[Start of Attachment]

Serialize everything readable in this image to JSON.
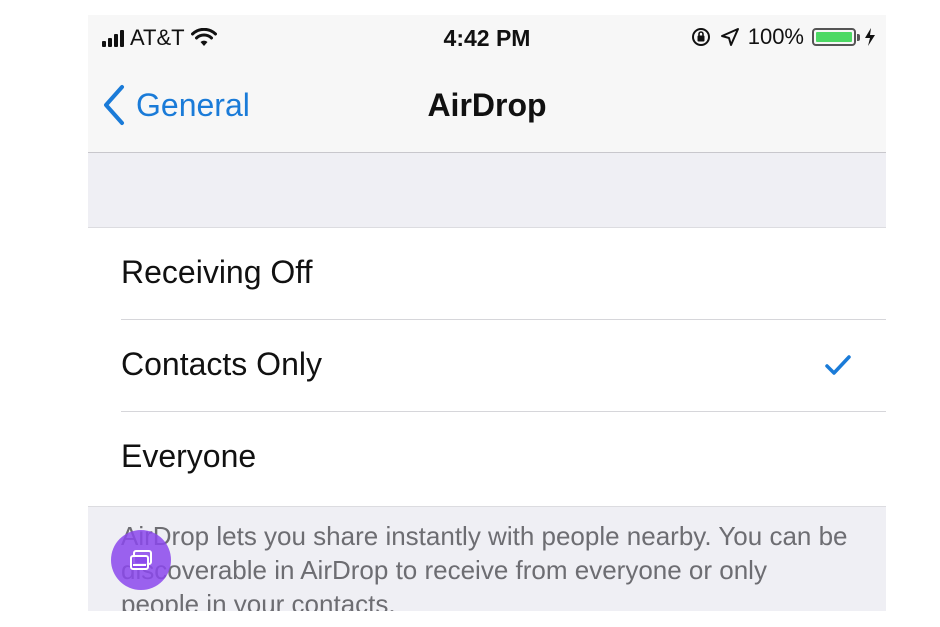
{
  "status_bar": {
    "carrier": "AT&T",
    "time": "4:42 PM",
    "battery_percent": "100%",
    "battery_level": 1.0,
    "icons": [
      "signal-bars-icon",
      "wifi-icon",
      "orientation-lock-icon",
      "location-arrow-icon",
      "battery-icon",
      "charging-bolt-icon"
    ]
  },
  "nav": {
    "back_label": "General",
    "title": "AirDrop"
  },
  "options": [
    {
      "label": "Receiving Off",
      "selected": false
    },
    {
      "label": "Contacts Only",
      "selected": true
    },
    {
      "label": "Everyone",
      "selected": false
    }
  ],
  "footer": {
    "text": "AirDrop lets you share instantly with people nearby. You can be discoverable in AirDrop to receive from everyone or only people in your contacts."
  },
  "colors": {
    "accent": "#1a7bd8",
    "battery": "#4cd964",
    "overlay": "#8b48ec",
    "background": "#efeff4"
  }
}
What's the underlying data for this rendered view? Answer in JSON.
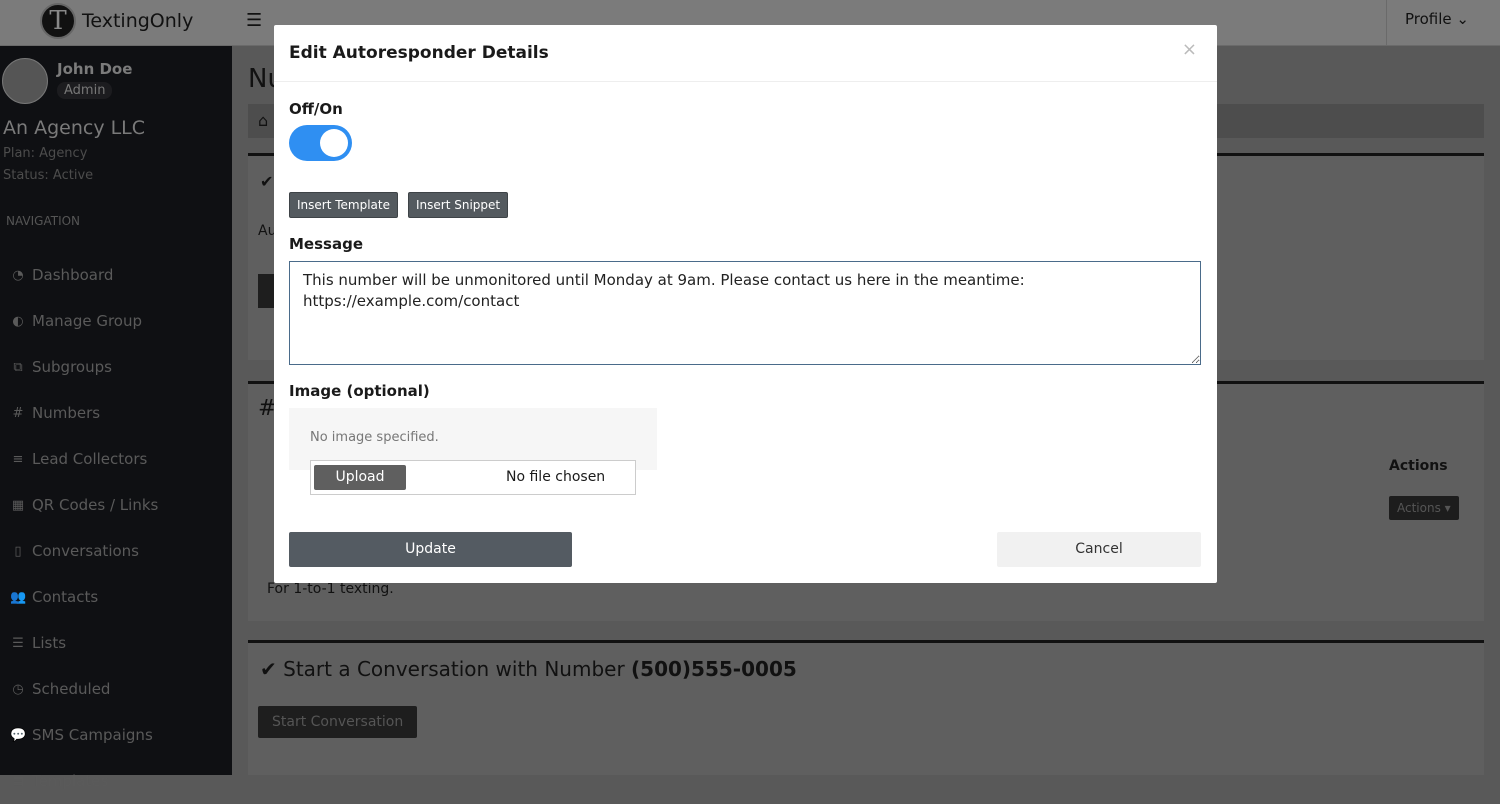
{
  "header": {
    "brand": "TextingOnly",
    "profile": "Profile"
  },
  "user": {
    "name": "John Doe",
    "role": "Admin",
    "agency": "An Agency LLC",
    "plan": "Plan:  Agency",
    "status": "Status:  Active"
  },
  "sidebar": {
    "heading": "NAVIGATION",
    "items": [
      {
        "label": "Dashboard",
        "icon": "dashboard-icon"
      },
      {
        "label": "Manage Group",
        "icon": "half-circle-icon"
      },
      {
        "label": "Subgroups",
        "icon": "sitemap-icon"
      },
      {
        "label": "Numbers",
        "icon": "hash-icon"
      },
      {
        "label": "Lead Collectors",
        "icon": "database-icon"
      },
      {
        "label": "QR Codes / Links",
        "icon": "qrcode-icon"
      },
      {
        "label": "Conversations",
        "icon": "mobile-icon"
      },
      {
        "label": "Contacts",
        "icon": "users-icon"
      },
      {
        "label": "Lists",
        "icon": "list-icon"
      },
      {
        "label": "Scheduled",
        "icon": "clock-icon"
      },
      {
        "label": "SMS Campaigns",
        "icon": "comments-icon"
      },
      {
        "label": "Templates",
        "icon": "file-icon"
      }
    ]
  },
  "page": {
    "title_partial": "Nu",
    "card1_partial": "Au",
    "table_actions_header": "Actions",
    "actions_button": "Actions",
    "number_desc": "For 1-to-1 texting.",
    "start_title": "Start a Conversation with Number",
    "start_number": "(500)555-0005",
    "start_button": "Start Conversation"
  },
  "modal": {
    "title": "Edit Autoresponder Details",
    "close": "×",
    "toggle_label": "Off/On",
    "toggle_on": true,
    "insert_template": "Insert Template",
    "insert_snippet": "Insert Snippet",
    "message_label": "Message",
    "message": "This number will be unmonitored until Monday at 9am. Please contact us here in the meantime:\nhttps://example.com/contact",
    "image_label": "Image (optional)",
    "no_image": "No image specified.",
    "upload": "Upload",
    "no_file": "No file chosen",
    "update": "Update",
    "cancel": "Cancel"
  }
}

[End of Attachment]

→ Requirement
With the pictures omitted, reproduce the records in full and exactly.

→ Task answer
Serialize everything readable in this image to JSON.
{
  "status_bar": {
    "carrier": "AT&T",
    "time": "4:42 PM",
    "battery_percent": "100%",
    "battery_level": 1.0,
    "icons": [
      "signal-bars-icon",
      "wifi-icon",
      "orientation-lock-icon",
      "location-arrow-icon",
      "battery-icon",
      "charging-bolt-icon"
    ]
  },
  "nav": {
    "back_label": "General",
    "title": "AirDrop"
  },
  "options": [
    {
      "label": "Receiving Off",
      "selected": false
    },
    {
      "label": "Contacts Only",
      "selected": true
    },
    {
      "label": "Everyone",
      "selected": false
    }
  ],
  "footer": {
    "text": "AirDrop lets you share instantly with people nearby. You can be discoverable in AirDrop to receive from everyone or only people in your contacts."
  },
  "colors": {
    "accent": "#1a7bd8",
    "battery": "#4cd964",
    "overlay": "#8b48ec",
    "background": "#efeff4"
  }
}
What's the underlying data for this rendered view? Answer in JSON.
{
  "header": {
    "brand": "TextingOnly",
    "profile": "Profile"
  },
  "user": {
    "name": "John Doe",
    "role": "Admin",
    "agency": "An Agency LLC",
    "plan": "Plan:  Agency",
    "status": "Status:  Active"
  },
  "sidebar": {
    "heading": "NAVIGATION",
    "items": [
      {
        "label": "Dashboard",
        "icon": "dashboard-icon"
      },
      {
        "label": "Manage Group",
        "icon": "half-circle-icon"
      },
      {
        "label": "Subgroups",
        "icon": "sitemap-icon"
      },
      {
        "label": "Numbers",
        "icon": "hash-icon"
      },
      {
        "label": "Lead Collectors",
        "icon": "database-icon"
      },
      {
        "label": "QR Codes / Links",
        "icon": "qrcode-icon"
      },
      {
        "label": "Conversations",
        "icon": "mobile-icon"
      },
      {
        "label": "Contacts",
        "icon": "users-icon"
      },
      {
        "label": "Lists",
        "icon": "list-icon"
      },
      {
        "label": "Scheduled",
        "icon": "clock-icon"
      },
      {
        "label": "SMS Campaigns",
        "icon": "comments-icon"
      },
      {
        "label": "Templates",
        "icon": "file-icon"
      }
    ]
  },
  "page": {
    "title_partial": "Nu",
    "card1_partial": "Au",
    "table_actions_header": "Actions",
    "actions_button": "Actions",
    "number_desc": "For 1-to-1 texting.",
    "start_title": "Start a Conversation with Number",
    "start_number": "(500)555-0005",
    "start_button": "Start Conversation"
  },
  "modal": {
    "title": "Edit Autoresponder Details",
    "close": "×",
    "toggle_label": "Off/On",
    "toggle_on": true,
    "insert_template": "Insert Template",
    "insert_snippet": "Insert Snippet",
    "message_label": "Message",
    "message": "This number will be unmonitored until Monday at 9am. Please contact us here in the meantime:\nhttps://example.com/contact",
    "image_label": "Image (optional)",
    "no_image": "No image specified.",
    "upload": "Upload",
    "no_file": "No file chosen",
    "update": "Update",
    "cancel": "Cancel"
  }
}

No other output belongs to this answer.